Pilate asked for a specific accusation; Jesus was declared to be a malefactor, i.e. criminal.[10] Pilate entered the judgement hall and questioned Jesus directly about His alleged kingship, and receives the answer that He rules over the kingdom of truth, and over the hearts of men who acknowledge the truth. Pilate asks: "What is truth?".[11] Pilate brings Him forth to the priests, and many accusations are made against Him, which to Pilate's surprise, He makes no reply.[12] Pilate affirms His innocence, but the charges are repeated.[13] Pilate then found out He was a Galilean, so he sent Him to Herod, who was curious as to what Jesus could do and expected to see such; getting nothing instead, Herod in mockery clothed Him in a "gorgeous robe" - possibly his own royal robe - and sent Him back to Pilate.[14] Still convinced of His innocence, Pilate declared that neither Herod or himself had found any fault in Him, and offers to scourge Him and let Him go,[15] with his wife sending him a message warning him not to harm Jesus because she has suffered many things in a dream because of Him.[16]

Pilate's attempts to release Jesus utterly fail, in view of the vehement influence of the Jewish authorities, culminating in an accusation that "thou art not Caesar's friend",[17] in reference to amicus Caesaris, a title Pilate himself held, granted to persons favored by the emperor.
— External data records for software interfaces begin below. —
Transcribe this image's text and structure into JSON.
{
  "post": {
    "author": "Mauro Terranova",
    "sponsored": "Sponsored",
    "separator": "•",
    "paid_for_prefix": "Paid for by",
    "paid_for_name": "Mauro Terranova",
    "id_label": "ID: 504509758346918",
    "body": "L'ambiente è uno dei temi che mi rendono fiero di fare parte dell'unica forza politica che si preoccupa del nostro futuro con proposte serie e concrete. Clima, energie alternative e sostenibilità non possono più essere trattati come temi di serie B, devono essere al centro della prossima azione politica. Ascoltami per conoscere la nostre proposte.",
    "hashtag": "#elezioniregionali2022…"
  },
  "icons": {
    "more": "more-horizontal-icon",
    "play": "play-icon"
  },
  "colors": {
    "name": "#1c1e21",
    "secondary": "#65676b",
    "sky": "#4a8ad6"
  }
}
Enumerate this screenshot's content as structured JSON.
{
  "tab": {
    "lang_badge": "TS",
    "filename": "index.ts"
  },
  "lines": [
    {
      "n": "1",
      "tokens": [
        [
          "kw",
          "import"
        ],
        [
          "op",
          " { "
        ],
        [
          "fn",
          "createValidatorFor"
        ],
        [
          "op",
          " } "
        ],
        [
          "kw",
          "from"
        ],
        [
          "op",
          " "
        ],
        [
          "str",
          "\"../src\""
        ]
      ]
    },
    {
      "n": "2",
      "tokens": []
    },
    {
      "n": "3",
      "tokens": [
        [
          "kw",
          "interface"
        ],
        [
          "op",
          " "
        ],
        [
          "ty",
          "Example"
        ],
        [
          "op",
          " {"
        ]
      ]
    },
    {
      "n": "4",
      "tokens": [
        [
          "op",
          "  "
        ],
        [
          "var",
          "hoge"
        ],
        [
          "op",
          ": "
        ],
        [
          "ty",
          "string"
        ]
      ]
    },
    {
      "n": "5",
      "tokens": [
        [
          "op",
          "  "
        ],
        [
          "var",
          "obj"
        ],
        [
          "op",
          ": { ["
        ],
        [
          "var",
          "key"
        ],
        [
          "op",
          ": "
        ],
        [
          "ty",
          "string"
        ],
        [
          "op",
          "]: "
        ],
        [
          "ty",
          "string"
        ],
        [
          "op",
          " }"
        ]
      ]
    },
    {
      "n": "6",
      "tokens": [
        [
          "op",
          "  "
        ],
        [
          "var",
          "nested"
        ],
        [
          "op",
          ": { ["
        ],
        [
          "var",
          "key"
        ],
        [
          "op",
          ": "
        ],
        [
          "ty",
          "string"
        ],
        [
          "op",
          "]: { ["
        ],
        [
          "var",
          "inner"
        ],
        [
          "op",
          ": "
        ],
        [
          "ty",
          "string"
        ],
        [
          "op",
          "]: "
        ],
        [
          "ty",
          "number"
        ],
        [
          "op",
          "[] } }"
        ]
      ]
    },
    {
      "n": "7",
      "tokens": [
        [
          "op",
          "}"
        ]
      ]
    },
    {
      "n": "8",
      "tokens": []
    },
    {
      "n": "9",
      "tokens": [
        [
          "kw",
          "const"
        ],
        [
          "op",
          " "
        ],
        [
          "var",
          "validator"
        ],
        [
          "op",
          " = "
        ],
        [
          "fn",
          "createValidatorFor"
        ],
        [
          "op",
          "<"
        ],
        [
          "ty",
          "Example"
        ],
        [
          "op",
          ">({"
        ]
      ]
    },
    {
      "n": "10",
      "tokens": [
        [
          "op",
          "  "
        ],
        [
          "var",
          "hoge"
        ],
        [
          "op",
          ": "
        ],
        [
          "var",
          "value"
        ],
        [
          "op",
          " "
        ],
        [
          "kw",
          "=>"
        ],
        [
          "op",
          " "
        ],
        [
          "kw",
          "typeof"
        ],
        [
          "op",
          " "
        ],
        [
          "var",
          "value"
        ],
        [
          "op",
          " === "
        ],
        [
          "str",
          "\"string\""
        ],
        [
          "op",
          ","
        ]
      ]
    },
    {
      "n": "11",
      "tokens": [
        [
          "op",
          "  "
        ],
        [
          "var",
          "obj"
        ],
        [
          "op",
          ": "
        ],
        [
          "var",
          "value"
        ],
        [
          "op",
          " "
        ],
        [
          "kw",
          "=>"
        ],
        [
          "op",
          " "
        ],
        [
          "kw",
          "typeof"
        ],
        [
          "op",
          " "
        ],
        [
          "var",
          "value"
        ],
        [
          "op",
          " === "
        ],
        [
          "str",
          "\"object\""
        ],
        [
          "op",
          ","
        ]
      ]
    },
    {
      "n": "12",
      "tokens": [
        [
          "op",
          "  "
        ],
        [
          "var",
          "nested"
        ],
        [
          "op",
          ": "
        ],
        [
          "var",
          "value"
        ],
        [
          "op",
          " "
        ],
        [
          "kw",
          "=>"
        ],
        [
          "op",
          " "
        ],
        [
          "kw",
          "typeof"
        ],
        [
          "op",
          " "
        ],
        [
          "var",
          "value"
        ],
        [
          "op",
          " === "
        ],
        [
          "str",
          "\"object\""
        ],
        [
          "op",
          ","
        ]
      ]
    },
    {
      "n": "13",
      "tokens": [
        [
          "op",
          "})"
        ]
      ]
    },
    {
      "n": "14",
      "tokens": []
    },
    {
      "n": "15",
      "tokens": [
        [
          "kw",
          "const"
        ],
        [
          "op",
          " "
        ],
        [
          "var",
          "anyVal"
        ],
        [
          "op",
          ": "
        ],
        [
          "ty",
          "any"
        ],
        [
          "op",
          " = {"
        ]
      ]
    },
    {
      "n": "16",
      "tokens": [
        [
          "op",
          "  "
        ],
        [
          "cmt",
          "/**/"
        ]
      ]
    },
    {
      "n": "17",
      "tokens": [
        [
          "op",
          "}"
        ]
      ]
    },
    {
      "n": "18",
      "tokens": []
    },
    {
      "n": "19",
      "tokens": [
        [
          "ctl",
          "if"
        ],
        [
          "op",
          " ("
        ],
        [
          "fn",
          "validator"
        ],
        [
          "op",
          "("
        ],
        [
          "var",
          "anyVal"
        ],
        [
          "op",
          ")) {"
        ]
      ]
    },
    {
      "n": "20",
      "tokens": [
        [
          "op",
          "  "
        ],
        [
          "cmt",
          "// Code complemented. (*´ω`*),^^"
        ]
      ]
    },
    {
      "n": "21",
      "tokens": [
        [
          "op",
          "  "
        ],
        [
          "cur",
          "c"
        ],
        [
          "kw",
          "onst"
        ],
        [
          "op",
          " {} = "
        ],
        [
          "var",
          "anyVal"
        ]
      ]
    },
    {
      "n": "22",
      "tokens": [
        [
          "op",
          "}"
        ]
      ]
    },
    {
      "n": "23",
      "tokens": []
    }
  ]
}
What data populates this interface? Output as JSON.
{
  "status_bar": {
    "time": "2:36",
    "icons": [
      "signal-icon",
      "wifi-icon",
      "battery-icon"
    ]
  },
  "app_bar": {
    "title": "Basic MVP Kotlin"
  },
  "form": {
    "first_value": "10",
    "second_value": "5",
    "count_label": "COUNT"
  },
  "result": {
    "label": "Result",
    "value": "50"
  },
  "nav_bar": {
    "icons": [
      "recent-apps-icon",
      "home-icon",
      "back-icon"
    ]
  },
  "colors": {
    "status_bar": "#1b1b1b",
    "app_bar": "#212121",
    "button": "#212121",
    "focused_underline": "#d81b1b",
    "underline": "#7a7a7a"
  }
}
The priests further get the people to choose a notorious rebel-rouser and murderer (Barabbas) to be released instead, and further demand that Jesus be crucified.[18] So Pilate turns away and purposely washes his hands for a motive of the Gospel of Matthew.[19] One can interpret the attitude of Pilate during this episode as either an expression of tired skepticism, as agnosticism, as an expression of superior tolerance, or as an early case of ideological neutrality of state and administration. In any case Pilate ultimately fails because of the right knowledge of Jesus, while at the same time proving himself to be powerless against the Jewish accusers.

Later years

in 36 A.D. a Samaritan religious revolt[20] was quashed by Pilate at Mt. Gerizim, and after complaints of his brutality reached the Roman legate in Syria, Lucius Vitellius (the father of the future emperor Vitellius) dismissed him from office and sent him to Rome. The further fate of Pilate is unknown; one account stated that he was ordered to commit suicide by the emperor Caligula.


Dedicatory inscription to Roman Emperor Tiberius by Pontius Pilate, First Century A.D.

A slab of stone became the first archaeological find that confirmed the existence of Pilate. In 1961 in the Mediterranean port of Caesarea, which was once the residence of a Roman governor in Judea, two Italian archaeologists discovered a limestone slab measuring 82 × 100 × 20 cm with a Latin inscription deciphered by Dr. Antonio Frova as:



To the Divine Augusti [this] Tiberieum
...Pontius Pilate
...prefect of Judea
...has dedicated [this]

The stone itself was found embedded within part of a foundation of stairsteps to a structure erected in the 4th century A.D. as a part of an earlier theater originally constructed by Herod the Great;[21] apparently it was just another stone to be used when the theater area was renovated, with much of the inscription carved off from the left side to make the block fit. The translation of the stone indicated it may have been part of a nearby temple, dedicated to Tiberius.


  1. http://www.historyfiles.co.uk/KingListsEurope/ItalySamnites.htm
  2. https://www.xenos.org/essays/sejanus-and-chronology-christs-death
  3. Eusebius, Ecclesiastical History ii, V.
  4. Philo, Legatio 24, 159-161
  5. Josephus, Antiquities XVIII, 3.1
  6. Josephus, Antiquities XVIII, 3.2
  7. Luke, 13:1
  8. Matt. 27:2; Mark 15:1; Luke 23:1; John 18:28
  9. Matt. 27:24
  10. John 18:29-32
  11. reported briefly in Matt. 27:11; Mark 15:2; Luke 23:3, and with more detail John 18:33-38
  12. Matt. 27:12-14; Mark 15:3-5
  13. Luke 23:4
  14. Luke 23:6-12
  15. Luke 23:13-16
  16. Matt. 27:19
  17. John, 19:12-16
  18. Matt. 27:20-23; Mark 15:11-14; Luke 23:18-23; John 18:40
  19. Matt. 27:24
  20. http://www.livius.org/articles/person/pontius-pilate/pontius-pilate-7/
  21. https://www.independent.co.uk/news/people/historical-notes-pontius-pilate-a-name-set-in-stone-1084786.html